▶ _DIRECTIONS FOR THIS TASK_:
Select all lines in the records that include "title".

(SUPPLIED DATA)

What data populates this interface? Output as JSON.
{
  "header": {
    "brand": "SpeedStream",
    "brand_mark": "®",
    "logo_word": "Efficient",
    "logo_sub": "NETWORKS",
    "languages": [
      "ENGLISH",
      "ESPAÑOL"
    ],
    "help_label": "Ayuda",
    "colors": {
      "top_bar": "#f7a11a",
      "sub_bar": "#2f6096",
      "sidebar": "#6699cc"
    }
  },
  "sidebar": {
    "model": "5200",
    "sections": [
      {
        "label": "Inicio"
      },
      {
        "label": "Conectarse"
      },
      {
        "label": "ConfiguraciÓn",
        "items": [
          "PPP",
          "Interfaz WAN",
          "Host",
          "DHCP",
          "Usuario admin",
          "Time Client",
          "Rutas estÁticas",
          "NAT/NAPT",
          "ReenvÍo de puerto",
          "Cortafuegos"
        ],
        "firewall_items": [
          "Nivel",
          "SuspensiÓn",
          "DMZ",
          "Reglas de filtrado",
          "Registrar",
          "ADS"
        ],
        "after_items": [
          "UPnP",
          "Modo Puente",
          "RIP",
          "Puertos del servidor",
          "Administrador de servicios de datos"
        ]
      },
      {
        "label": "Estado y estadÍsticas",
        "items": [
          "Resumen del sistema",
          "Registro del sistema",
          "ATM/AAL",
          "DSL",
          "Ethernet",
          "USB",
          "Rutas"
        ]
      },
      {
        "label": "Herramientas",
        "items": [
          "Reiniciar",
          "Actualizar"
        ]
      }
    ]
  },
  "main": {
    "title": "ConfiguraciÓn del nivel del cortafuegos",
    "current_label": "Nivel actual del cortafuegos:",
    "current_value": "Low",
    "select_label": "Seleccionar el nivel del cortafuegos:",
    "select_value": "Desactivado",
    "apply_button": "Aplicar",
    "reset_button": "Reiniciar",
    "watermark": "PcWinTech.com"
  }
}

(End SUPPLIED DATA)
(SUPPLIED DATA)

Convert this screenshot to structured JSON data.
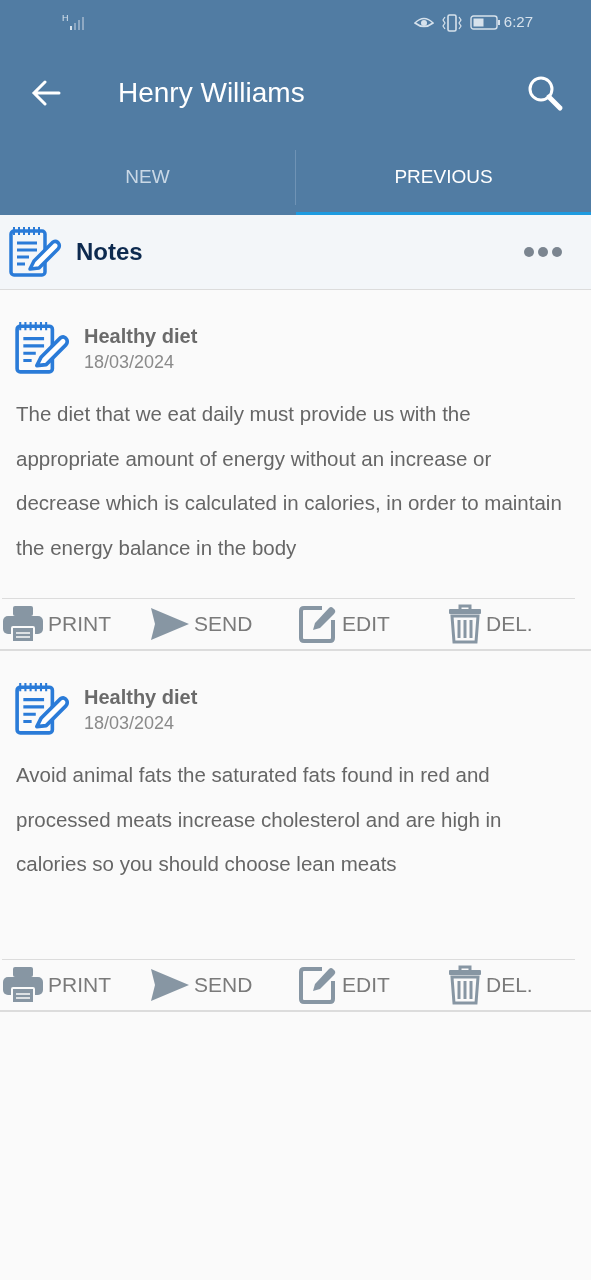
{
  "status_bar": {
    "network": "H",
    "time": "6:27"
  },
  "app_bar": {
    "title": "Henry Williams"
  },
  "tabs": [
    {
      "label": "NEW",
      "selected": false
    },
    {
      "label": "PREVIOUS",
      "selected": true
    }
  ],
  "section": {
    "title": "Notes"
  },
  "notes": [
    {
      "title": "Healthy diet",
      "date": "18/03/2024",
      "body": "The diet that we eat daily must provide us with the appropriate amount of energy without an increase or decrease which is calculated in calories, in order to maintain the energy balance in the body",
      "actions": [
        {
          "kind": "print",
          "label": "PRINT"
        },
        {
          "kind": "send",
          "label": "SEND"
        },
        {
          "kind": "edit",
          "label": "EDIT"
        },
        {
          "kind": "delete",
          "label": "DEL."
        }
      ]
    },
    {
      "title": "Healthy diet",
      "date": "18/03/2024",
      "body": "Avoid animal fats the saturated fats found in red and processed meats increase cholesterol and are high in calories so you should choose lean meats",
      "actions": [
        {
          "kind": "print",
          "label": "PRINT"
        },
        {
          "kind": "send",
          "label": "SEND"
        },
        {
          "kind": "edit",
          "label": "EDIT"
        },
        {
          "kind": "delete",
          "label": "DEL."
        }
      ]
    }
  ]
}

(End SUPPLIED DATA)

▶ _EXPECTED ANSWER_:
    "title": "ConfiguraciÓn del nivel del cortafuegos",
    "title": "Henry Williams"
    "title": "Notes"
      "title": "Healthy diet",
      "title": "Healthy diet",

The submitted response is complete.